General

Rains Contribute to Traffic Light Failures

Driving in any city in Costa Rica is challenging enough in perfect conditions. But when it rains – and the traffic lights fail – even a short jaunt across town can feel like a perilous journey.

In Costa Rica, there are around 1,300 different traffic light “systems” or nodes that maintain some sort of order on Costa Rica’s streets. According to a recent report by Noticias Repretel, around 600 of them experience a failure during an average month. That number increases by 10% during the rainy season. The main causes of failure are short circuits due to water infiltration and lightening.

Only Three Repair Crews

According to Diego Rugama, head of traffic lights at the Ministry of Public Works and Transportation (MOPT), said that there are only three crews who repair traffic lights in the entire country. This means that when there is a failure in the Greater San José Metropolitan Area, there is generally a one-day wait time to get the system up and running again. The wait for a repair can be up to six days in remoter areas.

When a light at a busy intersection fails, the police generally arrive to direct traffic.

According to Rugama, “When a traffic light is out of service, [drivers] have to follow the vertical and horizontal signage along the roads.”

This is easier said than done, of course. If you’ve spent any time in the country, you know that traffic signs are treated more as suggestions, not hardfast rules.

How to Drive When The Traffic Lights Are Out

1. Go slow. This is your most important tool in driving in areas with failed traffic lights. Slow down when approaching intersections.

2. Do not assume you have the right of way. Even if you do, someone on the cross street might think they have the right of way. Fools tend to blow through intersections without a second thought.

3. Follow the Rules of the Road. We all learned how to deal with a four-way stop in Driver’s Ed class. However, many others will likely not follow these rules. Which leads me to the next point:

4. Stay calm. Your blood pressure will increase at the chaos of the intersections. Try to make sense of it, sneak into a space when you can, and refrain from shouting or flipping the bird at drivers.

5. Stick out your nose. If an intersection looks to be hopelessly jammed, stick your nose into the mess and do what you can. It might take a while, but it’ll get sorted out.

6. Report it. You can report malfunctioning traffic lights on MOPT’s website or by calling 2255-4325.

Previous post

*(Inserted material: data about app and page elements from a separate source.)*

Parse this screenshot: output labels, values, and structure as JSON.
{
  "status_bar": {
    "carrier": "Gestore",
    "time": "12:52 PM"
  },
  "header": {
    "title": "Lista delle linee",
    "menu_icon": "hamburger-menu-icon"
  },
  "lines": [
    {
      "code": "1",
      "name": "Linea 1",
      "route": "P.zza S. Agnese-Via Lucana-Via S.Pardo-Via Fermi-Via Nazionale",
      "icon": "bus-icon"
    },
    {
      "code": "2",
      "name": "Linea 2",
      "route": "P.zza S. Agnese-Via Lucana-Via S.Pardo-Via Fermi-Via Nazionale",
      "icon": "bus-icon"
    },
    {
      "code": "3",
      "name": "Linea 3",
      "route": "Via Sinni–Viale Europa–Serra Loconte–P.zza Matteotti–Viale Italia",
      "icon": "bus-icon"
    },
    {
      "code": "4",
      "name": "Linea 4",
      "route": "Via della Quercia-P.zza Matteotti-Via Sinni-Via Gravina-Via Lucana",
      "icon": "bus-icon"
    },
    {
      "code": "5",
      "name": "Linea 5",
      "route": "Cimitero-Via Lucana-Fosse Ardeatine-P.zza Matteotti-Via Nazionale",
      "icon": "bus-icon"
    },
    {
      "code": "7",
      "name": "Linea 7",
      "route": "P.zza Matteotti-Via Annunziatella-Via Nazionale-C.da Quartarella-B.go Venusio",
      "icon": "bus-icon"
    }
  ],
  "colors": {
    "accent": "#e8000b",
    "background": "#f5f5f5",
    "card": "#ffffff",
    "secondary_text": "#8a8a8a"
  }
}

I Found a Baseball Game in San José

Next post

I Eat Rice and Beans for Breakfast Every Day and I Feel Great

No Comment

Leave a reply

Your email address will not be published. Required fields are marked *